“Failure is the opportunity to begin again, only this time more wisely.” – Henry Ford
Sometime after the season’s first snow I find myself longing for a project involving soft yarn and a crochet needle. Every winter I dust off those needles, flip through the dog-eared copy of Stitch ‘N Bitch Crochet: The Happy Hooker, and embark on a new journey.
My beautiful Christmas tree looks rather sad to me sitting on an old towel. True, the towel is red, but it still seems like a lackluster and disappointing ending to what I think is a beautiful tree. And so I decided to crochet a tree skirt. I haven’t the first clue about how to do this. I’ve crocheted a few hats for the kids and knit a million scarves. Once I crocheted some pretend cookware for my kids’ kitchen, a stuffed octopus, a bumblebee. But never a tree skirt. I need to be able to work in small doses so I decided I would be more successful working in hexagons. Bit by bit. Hexagon by hexagon.
As I stumble through the first few stitches I feel frustrated and a little dumb. There is no rhythm to my stitch and I am often confused. I can not see the bigger picture or recognize the stitch as I come around, but I keep going anyway. I get through the first hexagon and the just rip out the whole thing without any frustration because as I reached the end I could see places where I was creating the design intended and almost found a beat to the rhythm of the stitch and so I wanted to try it again. Moving forward wisely this time. By the time I finished my first hexagon I had started it over 3 times. And it was still not quite how I wanted, but then I realized I had 20+ more to make and there was plenty of time to make mistakes. Plus, a tree skirt stitched together one hexagon at a time will tell a better story if there are imperfections. Too tight here. A little loosey goosey there. Stressed, calm. It’s all in there.
Big Brother watches my progress. He’s floored by my willingness to rip it all out and start again. Lately, I have watched him struggle with failure. Sometimes when he’s working on something, if it is not just so it can throw him into a spiral of I can’ts and I give ups. Whenever the subject comes up, I never miss a chance to encourage him to fail. Failure can be life’s greatest teacher. I talk to him about how almost anything can be achieved with practice and the willingness to fail. Over and over and over. Each time reinventing yourself, starting fresher and wiser. Make mistakes. Learn. Move on. There’s a poem (There’s A Hole In My Sidewalk: Autobiography In Five Short Chapters by Portia Nelson) I use to turn to when I was learning to overcome some emotional ruts in my 20s that I think can also apply to learning how to move on through failure. Along the way you have to work to make the next step a better than the last.
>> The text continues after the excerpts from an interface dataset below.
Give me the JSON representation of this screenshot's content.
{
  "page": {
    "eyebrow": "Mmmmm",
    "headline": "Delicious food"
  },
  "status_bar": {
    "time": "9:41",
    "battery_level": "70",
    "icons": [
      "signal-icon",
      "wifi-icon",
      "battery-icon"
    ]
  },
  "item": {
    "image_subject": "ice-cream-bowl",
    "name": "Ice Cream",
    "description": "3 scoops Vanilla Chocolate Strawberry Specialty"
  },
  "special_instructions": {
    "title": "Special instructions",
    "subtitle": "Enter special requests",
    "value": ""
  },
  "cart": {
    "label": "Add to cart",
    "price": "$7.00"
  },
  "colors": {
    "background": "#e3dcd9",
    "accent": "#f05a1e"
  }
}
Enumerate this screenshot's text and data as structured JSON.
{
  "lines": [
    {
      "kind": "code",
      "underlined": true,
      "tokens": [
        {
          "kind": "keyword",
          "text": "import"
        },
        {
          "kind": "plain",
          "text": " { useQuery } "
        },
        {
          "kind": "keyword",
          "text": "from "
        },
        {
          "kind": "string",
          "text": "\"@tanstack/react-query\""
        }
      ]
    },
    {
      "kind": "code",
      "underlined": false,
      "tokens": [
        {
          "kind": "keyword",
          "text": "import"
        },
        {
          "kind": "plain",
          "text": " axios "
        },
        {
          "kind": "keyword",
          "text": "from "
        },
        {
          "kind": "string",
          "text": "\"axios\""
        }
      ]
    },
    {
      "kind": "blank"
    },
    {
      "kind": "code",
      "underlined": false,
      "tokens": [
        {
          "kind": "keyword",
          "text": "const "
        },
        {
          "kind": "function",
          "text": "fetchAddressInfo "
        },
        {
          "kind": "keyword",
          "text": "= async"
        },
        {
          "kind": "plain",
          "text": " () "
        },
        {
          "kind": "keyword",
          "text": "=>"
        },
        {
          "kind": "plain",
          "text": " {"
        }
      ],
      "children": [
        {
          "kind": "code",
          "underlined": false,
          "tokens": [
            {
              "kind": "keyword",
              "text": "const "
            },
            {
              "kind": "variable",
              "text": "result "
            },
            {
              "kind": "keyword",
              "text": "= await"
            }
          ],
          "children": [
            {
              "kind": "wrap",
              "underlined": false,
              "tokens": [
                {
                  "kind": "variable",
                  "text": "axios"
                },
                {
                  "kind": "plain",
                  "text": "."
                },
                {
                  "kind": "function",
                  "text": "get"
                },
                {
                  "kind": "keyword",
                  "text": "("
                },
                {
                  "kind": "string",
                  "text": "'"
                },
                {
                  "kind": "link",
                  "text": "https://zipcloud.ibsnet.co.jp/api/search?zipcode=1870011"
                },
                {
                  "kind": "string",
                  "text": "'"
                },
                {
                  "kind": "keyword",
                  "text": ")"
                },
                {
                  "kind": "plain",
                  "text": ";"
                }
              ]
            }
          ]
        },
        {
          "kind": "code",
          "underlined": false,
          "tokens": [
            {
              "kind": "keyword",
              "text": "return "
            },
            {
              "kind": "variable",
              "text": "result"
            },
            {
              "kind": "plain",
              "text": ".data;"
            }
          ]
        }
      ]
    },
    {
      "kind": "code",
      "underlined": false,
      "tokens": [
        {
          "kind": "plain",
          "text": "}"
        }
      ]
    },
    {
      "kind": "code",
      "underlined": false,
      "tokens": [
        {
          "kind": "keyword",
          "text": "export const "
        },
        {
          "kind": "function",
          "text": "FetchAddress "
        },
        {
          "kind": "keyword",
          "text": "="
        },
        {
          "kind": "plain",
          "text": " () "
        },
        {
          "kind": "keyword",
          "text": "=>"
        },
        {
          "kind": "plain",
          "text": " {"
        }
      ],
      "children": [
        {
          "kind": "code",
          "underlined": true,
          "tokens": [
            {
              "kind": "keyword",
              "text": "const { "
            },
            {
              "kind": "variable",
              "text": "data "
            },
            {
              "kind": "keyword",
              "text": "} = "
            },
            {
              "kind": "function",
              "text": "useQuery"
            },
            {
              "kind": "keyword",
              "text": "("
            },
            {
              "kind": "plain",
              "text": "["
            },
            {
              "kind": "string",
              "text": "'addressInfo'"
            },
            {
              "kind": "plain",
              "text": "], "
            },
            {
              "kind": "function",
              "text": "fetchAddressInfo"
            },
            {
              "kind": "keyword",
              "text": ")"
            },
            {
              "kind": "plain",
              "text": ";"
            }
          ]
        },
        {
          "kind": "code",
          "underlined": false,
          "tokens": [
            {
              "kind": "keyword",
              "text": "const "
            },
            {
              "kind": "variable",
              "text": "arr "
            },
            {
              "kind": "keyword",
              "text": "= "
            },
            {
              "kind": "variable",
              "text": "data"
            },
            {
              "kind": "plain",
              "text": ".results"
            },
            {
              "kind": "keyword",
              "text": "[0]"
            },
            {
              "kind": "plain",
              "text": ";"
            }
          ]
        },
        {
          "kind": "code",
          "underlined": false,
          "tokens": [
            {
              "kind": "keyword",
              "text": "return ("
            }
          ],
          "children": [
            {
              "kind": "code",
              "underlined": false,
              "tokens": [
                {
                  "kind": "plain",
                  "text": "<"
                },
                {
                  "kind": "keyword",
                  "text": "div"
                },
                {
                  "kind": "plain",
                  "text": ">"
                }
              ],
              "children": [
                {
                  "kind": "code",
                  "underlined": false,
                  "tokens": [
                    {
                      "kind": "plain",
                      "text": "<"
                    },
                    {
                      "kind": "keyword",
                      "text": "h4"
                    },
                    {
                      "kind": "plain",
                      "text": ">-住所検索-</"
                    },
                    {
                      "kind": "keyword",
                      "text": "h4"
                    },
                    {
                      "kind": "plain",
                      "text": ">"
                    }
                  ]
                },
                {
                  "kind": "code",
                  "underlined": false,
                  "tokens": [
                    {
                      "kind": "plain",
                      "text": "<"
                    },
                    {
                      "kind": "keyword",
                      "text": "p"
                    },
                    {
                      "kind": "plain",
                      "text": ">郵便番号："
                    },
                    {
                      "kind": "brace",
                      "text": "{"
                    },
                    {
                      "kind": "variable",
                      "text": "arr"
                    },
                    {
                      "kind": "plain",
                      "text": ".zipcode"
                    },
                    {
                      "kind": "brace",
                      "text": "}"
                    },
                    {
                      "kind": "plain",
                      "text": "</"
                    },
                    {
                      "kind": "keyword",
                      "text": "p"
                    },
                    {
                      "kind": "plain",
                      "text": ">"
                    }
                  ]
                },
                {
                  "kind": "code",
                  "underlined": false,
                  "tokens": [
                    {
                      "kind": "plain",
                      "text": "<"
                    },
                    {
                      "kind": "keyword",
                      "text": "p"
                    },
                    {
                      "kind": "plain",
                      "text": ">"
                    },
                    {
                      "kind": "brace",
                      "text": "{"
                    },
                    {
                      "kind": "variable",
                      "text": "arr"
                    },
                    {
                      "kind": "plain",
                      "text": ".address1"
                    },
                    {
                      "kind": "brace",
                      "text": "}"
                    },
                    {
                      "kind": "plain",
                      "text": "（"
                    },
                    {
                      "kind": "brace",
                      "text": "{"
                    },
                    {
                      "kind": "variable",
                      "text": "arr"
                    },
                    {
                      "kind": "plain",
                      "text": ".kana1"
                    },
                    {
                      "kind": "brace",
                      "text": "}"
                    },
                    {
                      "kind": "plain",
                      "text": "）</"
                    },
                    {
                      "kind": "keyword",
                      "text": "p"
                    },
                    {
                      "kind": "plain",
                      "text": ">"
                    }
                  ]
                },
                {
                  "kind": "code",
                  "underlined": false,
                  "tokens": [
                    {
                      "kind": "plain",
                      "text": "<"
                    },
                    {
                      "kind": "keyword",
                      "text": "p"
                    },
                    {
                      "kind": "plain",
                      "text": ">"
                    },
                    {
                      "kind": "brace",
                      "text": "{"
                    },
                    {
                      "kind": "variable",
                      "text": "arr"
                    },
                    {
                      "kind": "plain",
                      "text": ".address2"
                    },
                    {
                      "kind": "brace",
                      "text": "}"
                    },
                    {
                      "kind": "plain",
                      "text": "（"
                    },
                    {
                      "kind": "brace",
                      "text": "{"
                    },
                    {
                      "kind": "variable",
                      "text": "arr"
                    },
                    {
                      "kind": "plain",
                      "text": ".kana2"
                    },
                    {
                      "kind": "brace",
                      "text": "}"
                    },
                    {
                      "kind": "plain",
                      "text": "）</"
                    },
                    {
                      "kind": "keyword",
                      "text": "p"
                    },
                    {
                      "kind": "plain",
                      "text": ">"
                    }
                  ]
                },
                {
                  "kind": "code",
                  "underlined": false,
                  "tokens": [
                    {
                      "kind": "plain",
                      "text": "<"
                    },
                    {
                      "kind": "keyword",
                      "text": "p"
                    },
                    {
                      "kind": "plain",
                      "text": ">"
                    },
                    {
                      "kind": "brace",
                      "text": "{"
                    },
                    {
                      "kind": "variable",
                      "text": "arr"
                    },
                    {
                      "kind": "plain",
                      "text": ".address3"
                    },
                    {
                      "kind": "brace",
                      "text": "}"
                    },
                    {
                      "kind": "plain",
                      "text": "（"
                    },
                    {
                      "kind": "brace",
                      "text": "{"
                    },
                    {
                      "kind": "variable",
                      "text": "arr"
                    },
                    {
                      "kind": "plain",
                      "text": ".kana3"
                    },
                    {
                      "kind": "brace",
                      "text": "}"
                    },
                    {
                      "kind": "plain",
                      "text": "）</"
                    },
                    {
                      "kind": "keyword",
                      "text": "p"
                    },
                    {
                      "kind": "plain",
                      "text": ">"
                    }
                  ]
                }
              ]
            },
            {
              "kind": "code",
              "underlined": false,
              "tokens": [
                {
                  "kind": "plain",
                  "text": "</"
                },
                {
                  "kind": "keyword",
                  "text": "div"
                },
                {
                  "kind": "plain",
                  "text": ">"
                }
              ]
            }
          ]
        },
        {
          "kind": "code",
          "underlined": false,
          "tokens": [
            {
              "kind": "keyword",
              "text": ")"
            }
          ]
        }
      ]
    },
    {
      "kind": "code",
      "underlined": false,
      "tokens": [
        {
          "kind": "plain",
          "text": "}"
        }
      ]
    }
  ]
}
This year Christmas came with some highs and lows. Big Brother has been begging for a means to build his own robot for many months now. Originally we thought we would go the Lego route, but upon further investigation we felt he was a little too young for the Lego robotics kit and decided to try for a different robot building kit. After much anticipation, when Christmas morning arrived and after all the wrapping paper and bows had settled from being ripped and tossed into the air, we settled into build. Hours and hours later, we were finally finished but much to our dismay, many of the gears weren’t lining up, wheels wouldn’t turn and the claw could not in fact capture anything. This left one overwhelmed, frustrated, and exhausted little boy. Total failure. He turned into a puddle of tears followed by anger and demanded to be left alone. My heart broke to see him so deflated. But after he recovered we hashed out a new plan and decided to begin again the next day. I told him that his feelings of anger and frustration were more than valid, but what mattered to me most was that he not give up. As long as you are willing to feel the hurt and then move past it to try again, then all would be well. I reminded him that failure is simple a stepping stone to doing something great. Failures are an important part of the learning process.
The other day as I was driving home I heard an interview on NPR with the woman who invented Spanx (that’s right, Spanx. Cool fact: she is the youngest self-made female billionaire in our country). She talked about how her dad expected her to fail on a regular basis.
“The gift he was giving me is that failure is (when you are) not trying versus the outcome. It’s really allowed me to be much freer in trying things and spreading my wings in life.”
I am attempting to teach my kids to not fear a fail, while also encouraging myself to heed my own advice. It’s difficult because often times a failure will shut them down. They can get so discouraged and are inclined to give up. But at the end of the day, I want to know that we tried something, regardless of the outcome and not afraid of mistakes. So rather than brush failures under the rug we congratulate them. Applaud it. Celebrate the try. And then we move on wiser and better than before.